Exercise objective
Lines in the listing below that include the word "Services" need to be copied.

Data section
======
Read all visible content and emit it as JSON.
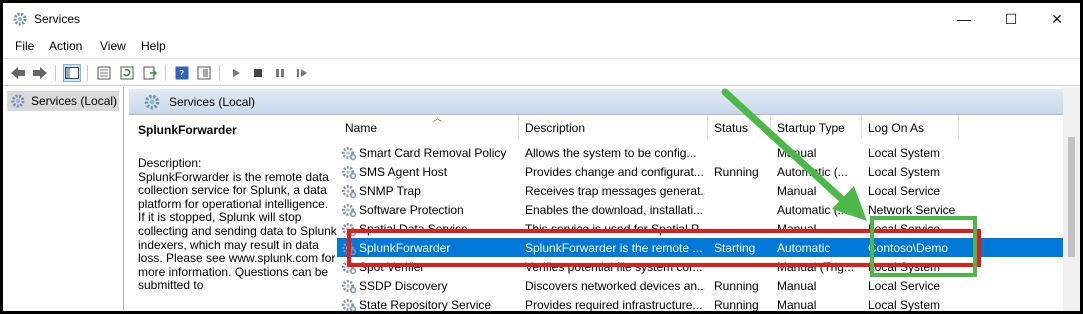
{
  "window": {
    "title": "Services",
    "minimize": "—",
    "maximize": "☐",
    "close": "✕"
  },
  "menu": [
    "File",
    "Action",
    "View",
    "Help"
  ],
  "tree": {
    "item": "Services (Local)"
  },
  "pane": {
    "header": "Services (Local)",
    "selected_name": "SplunkForwarder",
    "desc_label": "Description:",
    "desc_text": "SplunkForwarder is the remote data collection service for Splunk, a data platform for operational intelligence. If it is stopped, Splunk will stop collecting and sending data to Splunk indexers, which may result in data loss. Please see www.splunk.com for more information. Questions can be submitted to"
  },
  "columns": {
    "name": "Name",
    "description": "Description",
    "status": "Status",
    "startup": "Startup Type",
    "logon": "Log On As"
  },
  "rows": [
    {
      "name": "Smart Card Removal Policy",
      "description": "Allows the system to be config...",
      "status": "",
      "startup": "Manual",
      "logon": "Local System"
    },
    {
      "name": "SMS Agent Host",
      "description": "Provides change and configurat...",
      "status": "Running",
      "startup": "Automatic (...",
      "logon": "Local System"
    },
    {
      "name": "SNMP Trap",
      "description": "Receives trap messages generat...",
      "status": "",
      "startup": "Manual",
      "logon": "Local Service"
    },
    {
      "name": "Software Protection",
      "description": "Enables the download, installati...",
      "status": "",
      "startup": "Automatic (...",
      "logon": "Network Service"
    },
    {
      "name": "Spatial Data Service",
      "description": "This service is used for Spatial P...",
      "status": "",
      "startup": "Manual",
      "logon": "Local Service"
    },
    {
      "name": "SplunkForwarder",
      "description": "SplunkForwarder is the remote ...",
      "status": "Starting",
      "startup": "Automatic",
      "logon": "Contoso\\Demo"
    },
    {
      "name": "Spot Verifier",
      "description": "Verifies potential file system cor...",
      "status": "",
      "startup": "Manual (Trig...",
      "logon": "Local System"
    },
    {
      "name": "SSDP Discovery",
      "description": "Discovers networked devices an...",
      "status": "Running",
      "startup": "Manual",
      "logon": "Local Service"
    },
    {
      "name": "State Repository Service",
      "description": "Provides required infrastructure...",
      "status": "Running",
      "startup": "Manual",
      "logon": "Local System"
    }
  ],
  "selected_row_index": 5,
  "colors": {
    "selection": "#0078d7",
    "highlight_red": "#e21b1b",
    "highlight_green": "#4cb848"
  }
}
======
The completed task
    "title": "Services",
    "item": "Services (Local)"
    "header": "Services (Local)",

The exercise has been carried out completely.